Jim Pala: The announcement came out a couple years ago. I got a call from Pala inviting me to their resort to look at their online gaming strategy. I had just left bwin.party and was in Toronto during what was probably the coldest winter I can remember and took a trip to California and sat down with Pala’s management. They walked me through their strategies and it was impressive.
They were developing their own back-office platform and believed a successful operator had to control their own software. They were also well-capitalized. All of that was compelling and I asked why they were just focusing on California. I said they should focus on the entire US market and they agreed.

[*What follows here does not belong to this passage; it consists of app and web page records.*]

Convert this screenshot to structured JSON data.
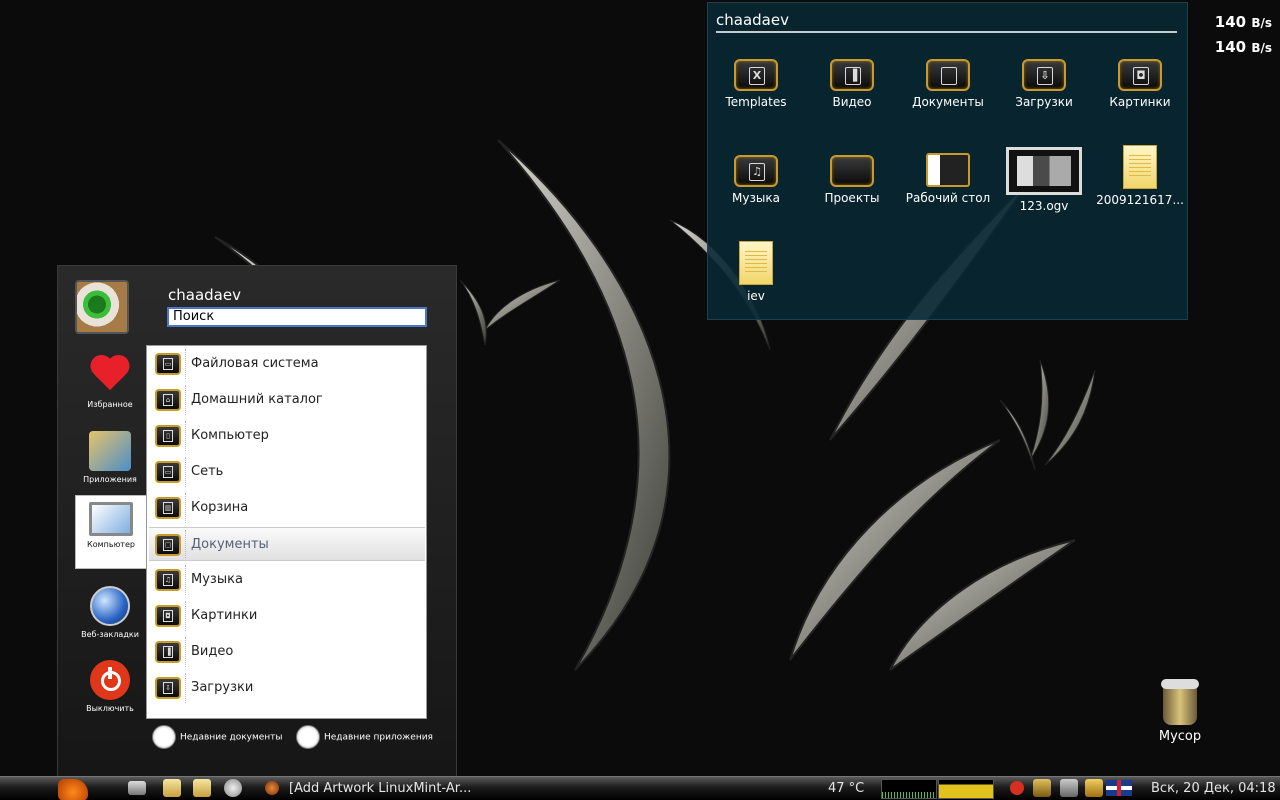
{
  "netspeed": {
    "download": {
      "value": "140",
      "unit": "B/s"
    },
    "upload": {
      "value": "140",
      "unit": "B/s"
    }
  },
  "folder_widget": {
    "title": "chaadaev",
    "items": [
      {
        "label": "Templates",
        "icon": "templates-icon",
        "glyph": "X"
      },
      {
        "label": "Видео",
        "icon": "video-folder-icon",
        "glyph": "▐"
      },
      {
        "label": "Документы",
        "icon": "documents-folder-icon",
        "glyph": ""
      },
      {
        "label": "Загрузки",
        "icon": "downloads-folder-icon",
        "glyph": "⇩"
      },
      {
        "label": "Картинки",
        "icon": "pictures-folder-icon",
        "glyph": "◘"
      },
      {
        "label": "Музыка",
        "icon": "music-folder-icon",
        "glyph": "♫"
      },
      {
        "label": "Проекты",
        "icon": "projects-folder-icon",
        "glyph": ""
      },
      {
        "label": "Рабочий стол",
        "icon": "desktop-folder-icon",
        "glyph": ""
      },
      {
        "label": "123.ogv",
        "icon": "video-file-icon",
        "glyph": ""
      },
      {
        "label": "2009121617...",
        "icon": "text-file-icon",
        "glyph": ""
      },
      {
        "label": "iev",
        "icon": "text-file-icon",
        "glyph": ""
      }
    ]
  },
  "menu": {
    "username": "chaadaev",
    "search_value": "Поиск",
    "categories": [
      {
        "label": "Избранное",
        "icon": "heart-icon"
      },
      {
        "label": "Приложения",
        "icon": "applications-icon"
      },
      {
        "label": "Компьютер",
        "icon": "computer-icon"
      },
      {
        "label": "Веб-закладки",
        "icon": "globe-icon"
      },
      {
        "label": "Выключить",
        "icon": "power-icon"
      }
    ],
    "places": [
      {
        "label": "Файловая система",
        "icon": "drive-icon",
        "glyph": "▭"
      },
      {
        "label": "Домашний каталог",
        "icon": "home-icon",
        "glyph": "⌂"
      },
      {
        "label": "Компьютер",
        "icon": "computer-icon",
        "glyph": "▯"
      },
      {
        "label": "Сеть",
        "icon": "network-icon",
        "glyph": "▭"
      },
      {
        "label": "Корзина",
        "icon": "trash-icon",
        "glyph": "▥"
      },
      {
        "label": "Документы",
        "icon": "documents-icon",
        "glyph": "▢"
      },
      {
        "label": "Музыка",
        "icon": "music-icon",
        "glyph": "♫"
      },
      {
        "label": "Картинки",
        "icon": "pictures-icon",
        "glyph": "◘"
      },
      {
        "label": "Видео",
        "icon": "video-icon",
        "glyph": "▐"
      },
      {
        "label": "Загрузки",
        "icon": "downloads-icon",
        "glyph": "⇩"
      }
    ],
    "selected_place": "Документы",
    "recent_documents": "Недавние документы",
    "recent_applications": "Недавние приложения"
  },
  "desktop": {
    "trash_label": "Мусор"
  },
  "panel": {
    "window_title": "[Add Artwork LinuxMint-Ar...",
    "temperature": "47 °C",
    "clock": "Вск, 20 Дек, 04:18"
  },
  "colors": {
    "widget_bg": "#082834",
    "accent_gold": "#c89a2a",
    "search_border": "#4b78c4"
  }
}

I became CEO in 2013 and we started off with New Jersey. We are trying to take a realistic approach there. It’s all about getting your business live and fine-tuning it. You can’t do that without operating for real. We’re building a very decent online gaming business and we won’t be active in every state that opens up. Nevada is an interesting state, for example, but it’s poker-only and its liquidity base isn’t big enough, so we won’t go there. Pennsylvania, Illinois, and California – those are our near-term prospects.
PocketFives: In the past, you’ve headed up Excapsa and bwin.party. What made Pala alluring?
Jim Ryan: bwin.party had 4,200 employees. Excapsa had about 220 employees. Pala has 40 staff members today. What I found intoxicating was that it was an opportunity to build our own product, make our own statement, and have our own platform. The ability to re-architect the platform and have it operate on a modern, more efficient technical base is important. I’m thoroughly enjoying it and focusing on the US regulated market. We don’t have to worry about whether a country is going to make our business illegal; we’re staying out of any grey areas.